2. Write out which daily tasks you love to do, don't mind doing, and which you loathe.
A good way to do this is create a four-column page; the first column is all your daily tasks, the second is to put ticks against tasks you love, the third for tasks you don't mind, and the fourth for tasks you loathe. With a passion.
Once you've collated an honest list of task-likeability, the purpose behind this step is quite simple. You need to find a way to ditch the tasks you loathe. And I don't mean tasks you just dislike, as you're a business owner - by definition you have to carry the slack and do some stuff you're not overly chuffed with from time to time. But if your days are consumed by tasks you loathe, no wonder your business-love-life is waning. I mean, what's the point of choosing to live in loathe-dom?
But how can you ditch tasks that are necessary? That's a great question.
It may seem impossible when so much is demanded of you as a business owner nowadays, but the beautiful flip side of our crazy time to be alive, is that there are crazy people out there for E.V.E.R.Y.T.H.I.N.G. There are people willing to be your virtual PA, and there are outsourcing companies dedicated to making your life easier by taking on all manner of duties.
Yes, you like things to be perfect and delegation is probably the perfectionist's most poorly-managed skill, but just because other people may do things differently to you, it doesn't mean their way is wrong y'know? Learning to accept that you're not the best-placed for every business task is actually very freeing. Go on, give it a try. I dare you :)
If adding more people to the mix isn't your bag and you want to keep things as a one-peep-show, there's a gigantic pool of online tools and software that can streamline your processes and cut out chunks of the mundane for you. Get budgeting, get googling and you'll see what I mean.
Either way, you might feel like you have to do it all, but SPOILER ALERT: you don't.
This was a bit of an epiphany for me.
Yes I needed to kick myself in the tush, get creative and go about things differently, but I didn't have to settle for things as they were. I'd somehow lost sight of that.
3. Carve out regular, dedicated time to work on your business, not in it.
I think I can actually hear your audible sighs, and yep, I agree, it's as cliché-ey as business clichés come. But dammit it's an essential part of watering and growing a successful business and I didn't cop on to this for so long. Too long in fact. Simply because it was easier to get lost in trying to make the day-to-day operations 'perfect'.

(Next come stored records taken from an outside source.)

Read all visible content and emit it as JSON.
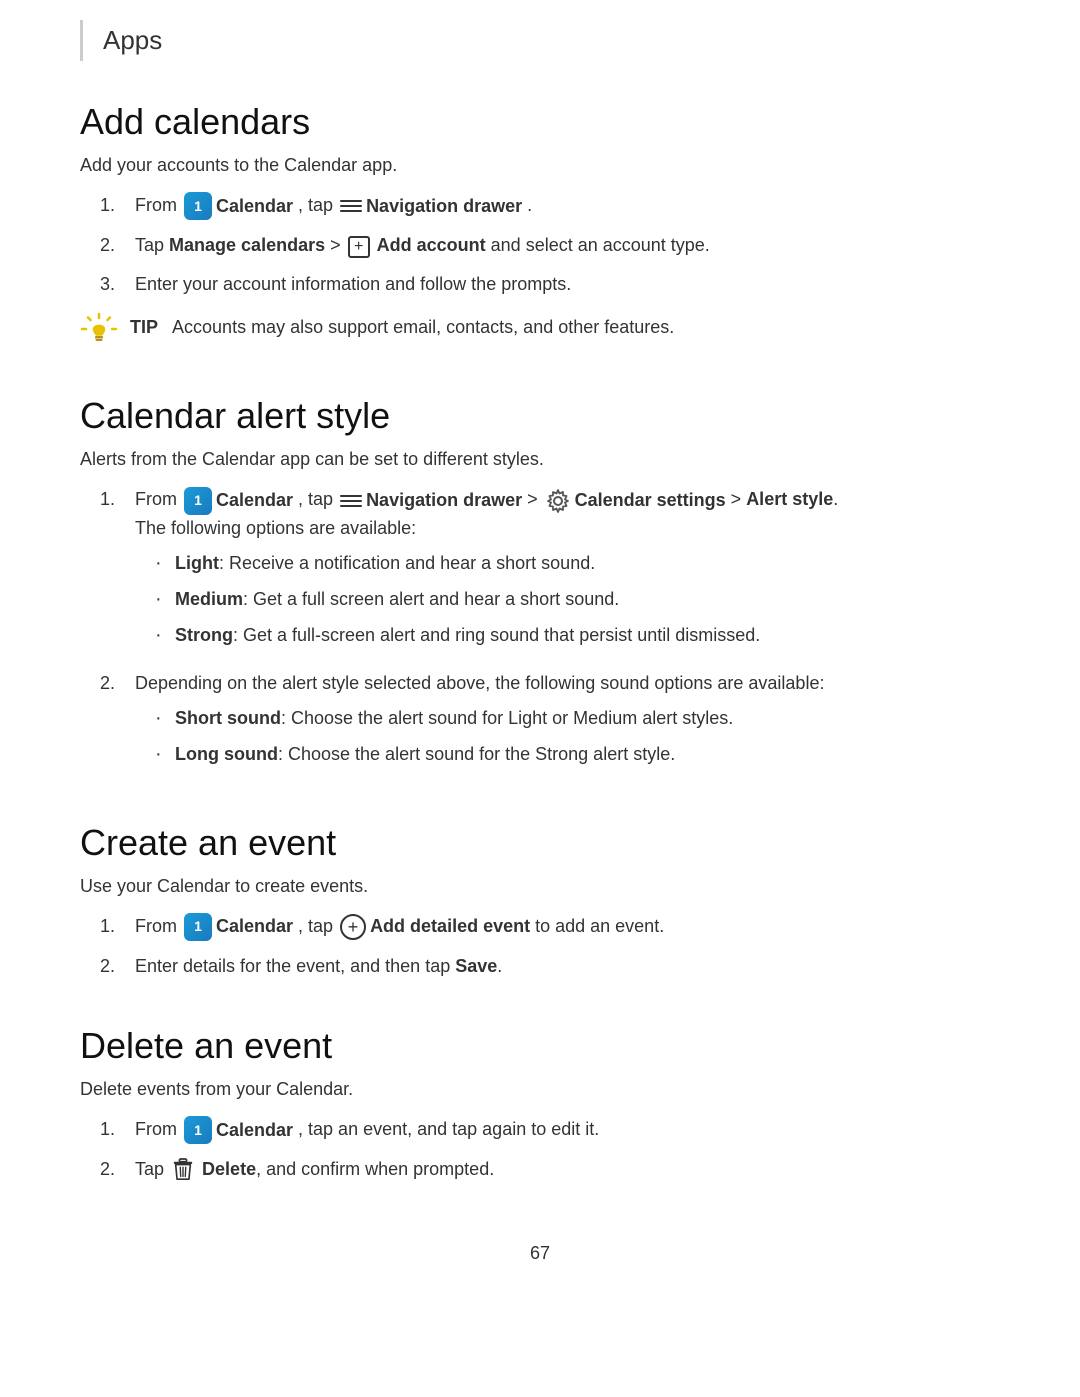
{
  "header": {
    "title": "Apps",
    "border_color": "#cccccc"
  },
  "sections": [
    {
      "id": "add-calendars",
      "title": "Add calendars",
      "intro": "Add your accounts to the Calendar app.",
      "steps": [
        {
          "number": "1.",
          "has_icons": true,
          "text_parts": [
            "From",
            "Calendar",
            ", tap",
            "Navigation drawer",
            "."
          ],
          "icons": [
            "calendar",
            "nav-drawer"
          ]
        },
        {
          "number": "2.",
          "has_icons": true,
          "text_parts": [
            "Tap ",
            "Manage calendars",
            " > ",
            "Add account",
            " and select an account type."
          ],
          "icons": [
            "plus-box"
          ]
        },
        {
          "number": "3.",
          "text": "Enter your account information and follow the prompts."
        }
      ],
      "tip": {
        "label": "TIP",
        "text": "Accounts may also support email, contacts, and other features."
      }
    },
    {
      "id": "calendar-alert-style",
      "title": "Calendar alert style",
      "intro": "Alerts from the Calendar app can be set to different styles.",
      "steps": [
        {
          "number": "1.",
          "has_icons": true,
          "text_parts": [
            "From",
            "Calendar",
            ", tap",
            "Navigation drawer",
            ">",
            "Calendar settings",
            "> ",
            "Alert style",
            "."
          ],
          "icons": [
            "calendar",
            "nav-drawer",
            "settings"
          ],
          "sub_text": "The following options are available:",
          "bullets": [
            {
              "bold": "Light",
              "text": ": Receive a notification and hear a short sound."
            },
            {
              "bold": "Medium",
              "text": ": Get a full screen alert and hear a short sound."
            },
            {
              "bold": "Strong",
              "text": ": Get a full-screen alert and ring sound that persist until dismissed."
            }
          ]
        },
        {
          "number": "2.",
          "text": "Depending on the alert style selected above, the following sound options are available:",
          "bullets": [
            {
              "bold": "Short sound",
              "text": ": Choose the alert sound for Light or Medium alert styles."
            },
            {
              "bold": "Long sound",
              "text": ": Choose the alert sound for the Strong alert style."
            }
          ]
        }
      ]
    },
    {
      "id": "create-event",
      "title": "Create an event",
      "intro": "Use your Calendar to create events.",
      "steps": [
        {
          "number": "1.",
          "has_icons": true,
          "text_parts": [
            "From",
            "Calendar",
            ", tap",
            "Add detailed event",
            "to add an event."
          ],
          "icons": [
            "calendar",
            "add-circle"
          ]
        },
        {
          "number": "2.",
          "text_parts": [
            "Enter details for the event, and then tap ",
            "Save",
            "."
          ],
          "has_bold_end": true
        }
      ]
    },
    {
      "id": "delete-event",
      "title": "Delete an event",
      "intro": "Delete events from your Calendar.",
      "steps": [
        {
          "number": "1.",
          "has_icons": true,
          "text_parts": [
            "From",
            "Calendar",
            ", tap an event, and tap again to edit it."
          ],
          "icons": [
            "calendar"
          ]
        },
        {
          "number": "2.",
          "has_icons": true,
          "text_parts": [
            "Tap",
            "Delete",
            ", and confirm when prompted."
          ],
          "icons": [
            "trash"
          ]
        }
      ]
    }
  ],
  "page_number": "67",
  "colors": {
    "calendar_icon_bg": "#1a9bd7",
    "accent": "#1a7abf",
    "text_primary": "#1a1a1a",
    "text_secondary": "#333333"
  }
}
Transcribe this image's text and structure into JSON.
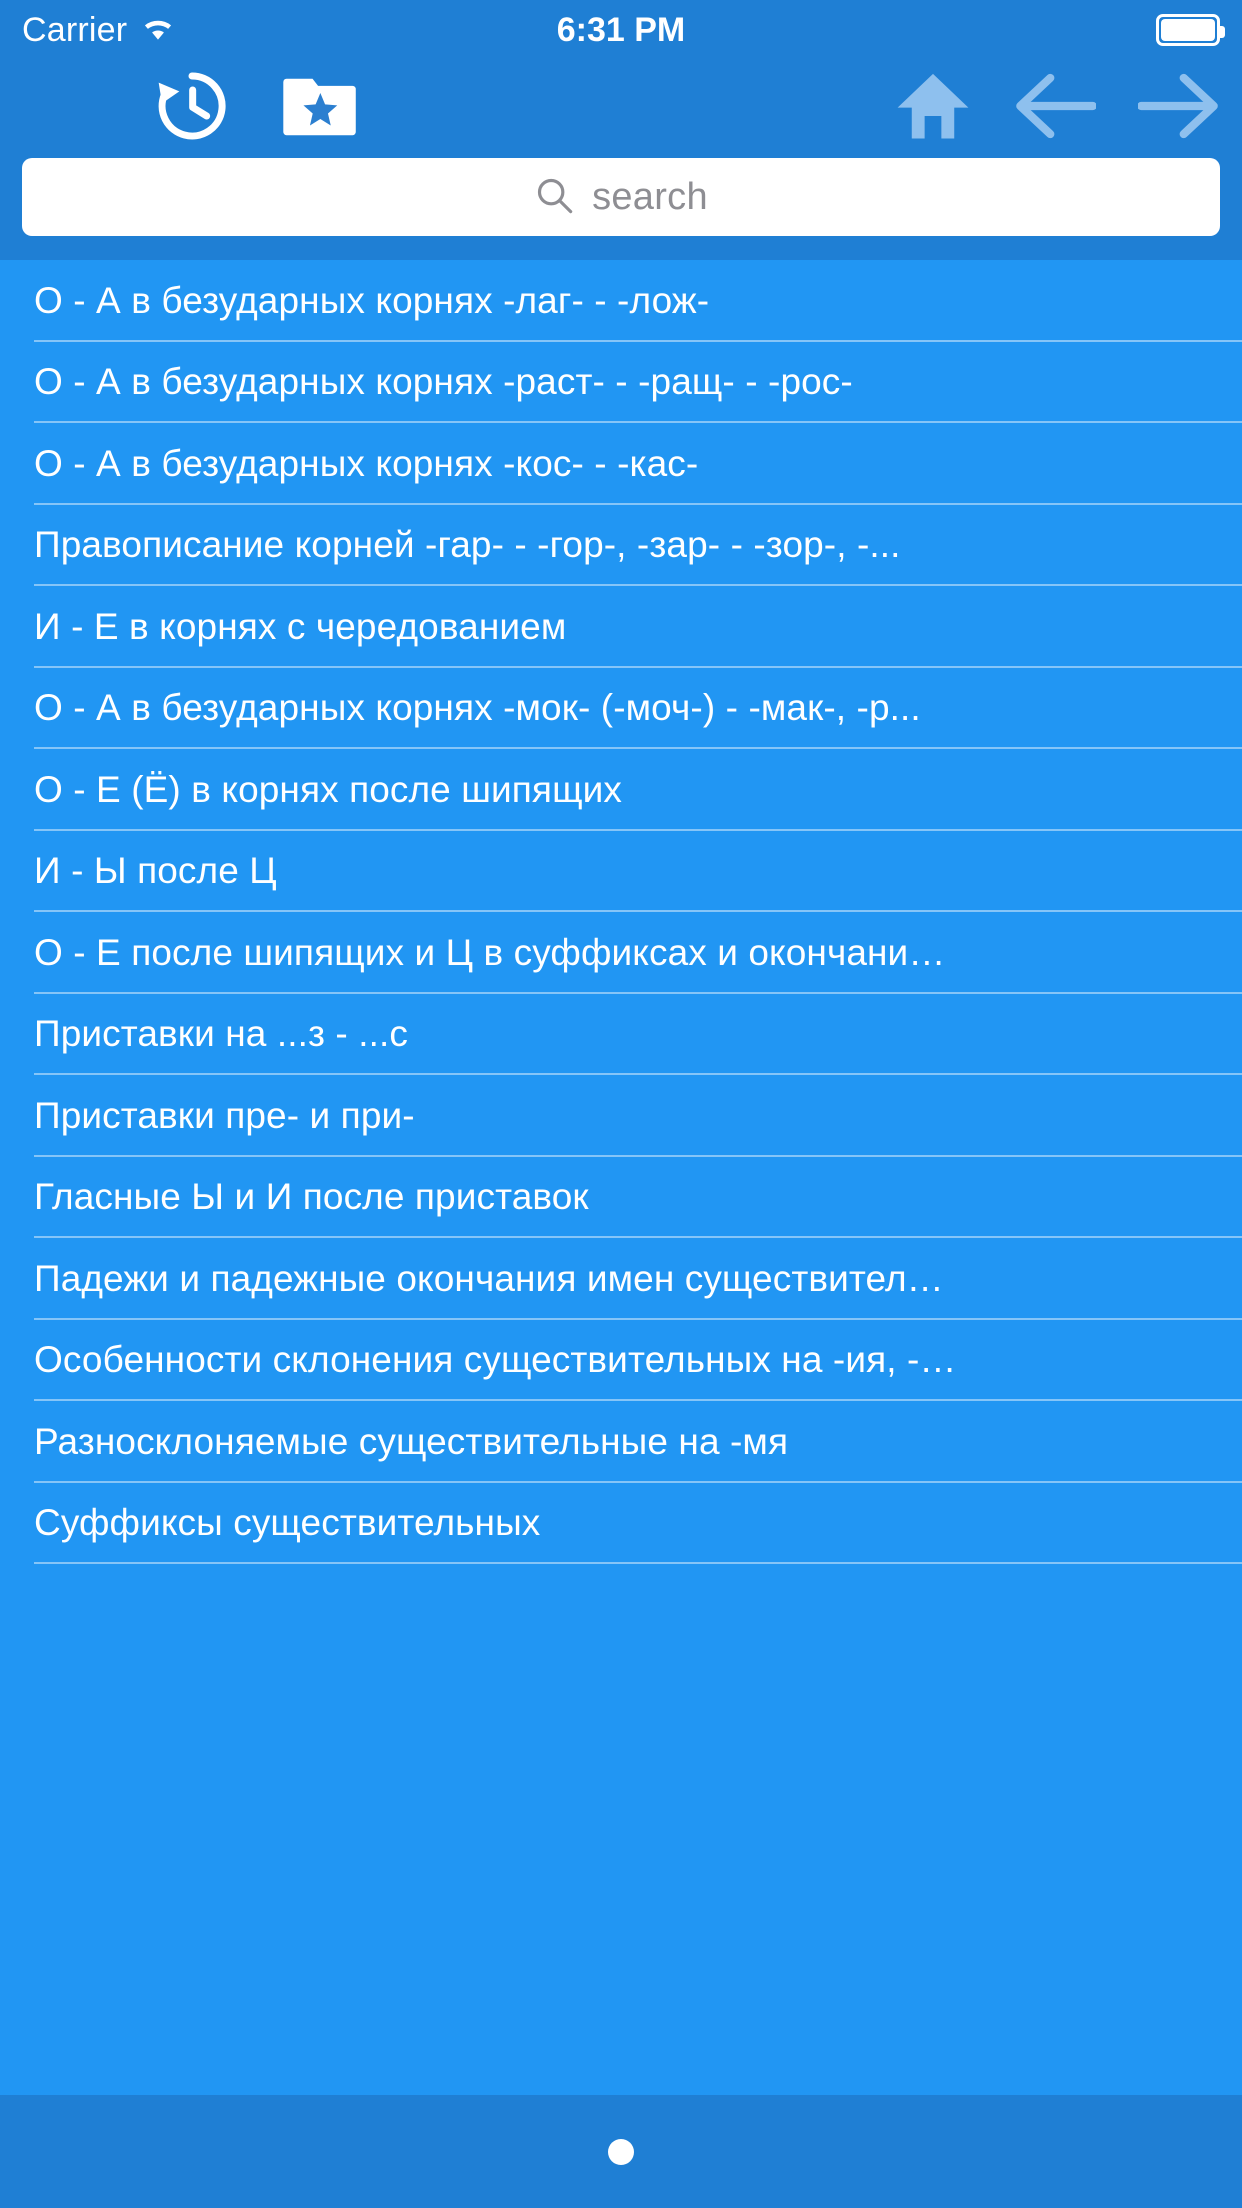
{
  "status_bar": {
    "carrier": "Carrier",
    "wifi_icon": "wifi-icon",
    "time": "6:31 PM",
    "battery_icon": "battery-icon"
  },
  "toolbar": {
    "menu_icon": "hamburger-menu-icon",
    "history_icon": "history-clock-icon",
    "favorites_icon": "folder-star-icon",
    "home_icon": "home-icon",
    "back_icon": "arrow-left-icon",
    "forward_icon": "arrow-right-icon"
  },
  "search": {
    "placeholder": "search",
    "value": "",
    "icon": "search-icon"
  },
  "colors": {
    "header": "#1f7fd4",
    "list_background": "#2196f3",
    "text": "#ffffff",
    "separator": "rgba(255,255,255,0.45)",
    "nav_icon_inactive": "#8ec0ee",
    "placeholder": "#8e8e93"
  },
  "list": {
    "items": [
      {
        "label": "О - А в безударных корнях -лаг- - -лож-"
      },
      {
        "label": "О - А в безударных корнях -раст- - -ращ- - -рос-"
      },
      {
        "label": "О - А в безударных корнях -кос- - -кас-"
      },
      {
        "label": "Правописание корней -гар- - -гор-, -зар- - -зор-, -..."
      },
      {
        "label": "И - Е в корнях с чередованием"
      },
      {
        "label": "О - А в безударных корнях -мок- (-моч-) - -мак-, -р..."
      },
      {
        "label": "О - Е (Ё) в корнях после шипящих"
      },
      {
        "label": "И - Ы после Ц"
      },
      {
        "label": "О - Е после шипящих и Ц в суффиксах и окончани…"
      },
      {
        "label": "Приставки на ...з - ...с"
      },
      {
        "label": "Приставки пре- и при-"
      },
      {
        "label": "Гласные Ы и И после приставок"
      },
      {
        "label": "Падежи и падежные окончания имен существител…"
      },
      {
        "label": "Особенности склонения существительных на -ия, -…"
      },
      {
        "label": "Разносклоняемые существительные на -мя"
      },
      {
        "label": "Суффиксы существительных"
      }
    ]
  },
  "footer": {
    "home_indicator": "home-indicator-dot"
  }
}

And when I say carve out time, I mean proper QT. Like the kind of quality time you'd give to your beloved grandparent when you'd go visit. Like switching off your phone and being 100% present-type quality time. Like booking actual time away from clients/customers as a holiday so your mind and body are physically 'out' of your business-type quality time.
You get my gist.
And what is this 'working on your business'? It's basically just committing time, whether it be weekly, monthly or annually to check in on your goals, set new ones and assess where you're at and where you're going (rather than just spending all day every day going through the motions without any direction whatsoever).
Now whether your business is a 'me, myself and I' operation and you're happy to keep it that way, or you've a team [or aspire for a team] that you're responsible for guiding, mentoring, and paying, this step is a must-do task.
If you commit to this, it's waaaay easier to keep that love for your professional baby resilient and strong. You'll also have the beauty of focus, motivation and direction in your work. However, if you avoid this, you're just aimlessly cruising, hoping for the best, and a lot more likely to be back out-of-love with your business, faster than you can type boo-boo-be-doo.
I've been where you've been [and will most likely be there again in the future I'm sure, I'm a perfectionist after all!], so I genuinely know how tough it is hun, believe me. But having used these steps first hand, I'm gleefully chipping away at my perfectionist, control-freak tendencies and feel so much more empowered (and bizarrely, more in control) as a result. I'm excited for the next phase of my life and business and hope you will be too :)